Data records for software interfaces
-------

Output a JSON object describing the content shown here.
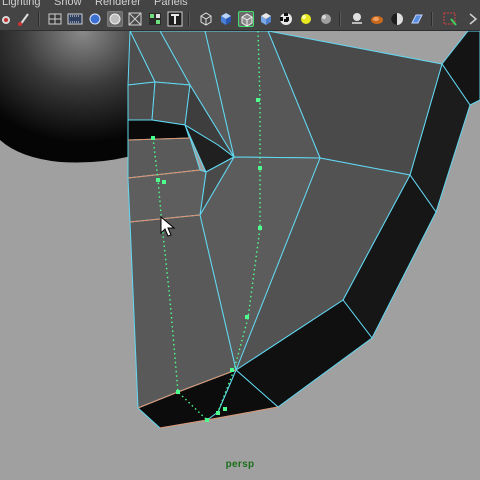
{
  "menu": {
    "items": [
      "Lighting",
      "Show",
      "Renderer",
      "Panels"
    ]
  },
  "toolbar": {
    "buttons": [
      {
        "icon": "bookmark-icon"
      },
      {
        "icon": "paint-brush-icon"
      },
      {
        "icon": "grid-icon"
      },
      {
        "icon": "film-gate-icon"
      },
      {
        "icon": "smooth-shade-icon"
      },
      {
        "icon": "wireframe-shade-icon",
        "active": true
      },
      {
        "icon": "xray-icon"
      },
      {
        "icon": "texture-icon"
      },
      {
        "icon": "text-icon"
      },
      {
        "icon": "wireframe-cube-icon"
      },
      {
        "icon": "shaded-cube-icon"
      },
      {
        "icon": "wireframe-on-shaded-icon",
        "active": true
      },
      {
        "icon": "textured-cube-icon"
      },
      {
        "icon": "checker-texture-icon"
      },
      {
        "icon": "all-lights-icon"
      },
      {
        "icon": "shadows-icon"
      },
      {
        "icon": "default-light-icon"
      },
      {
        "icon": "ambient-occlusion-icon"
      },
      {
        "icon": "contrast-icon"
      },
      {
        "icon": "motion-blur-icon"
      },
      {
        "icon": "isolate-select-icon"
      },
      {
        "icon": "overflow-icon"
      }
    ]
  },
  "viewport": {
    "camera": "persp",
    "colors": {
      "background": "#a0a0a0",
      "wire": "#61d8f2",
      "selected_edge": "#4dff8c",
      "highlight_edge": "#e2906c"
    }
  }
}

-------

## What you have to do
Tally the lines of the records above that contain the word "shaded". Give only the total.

## The completed task
2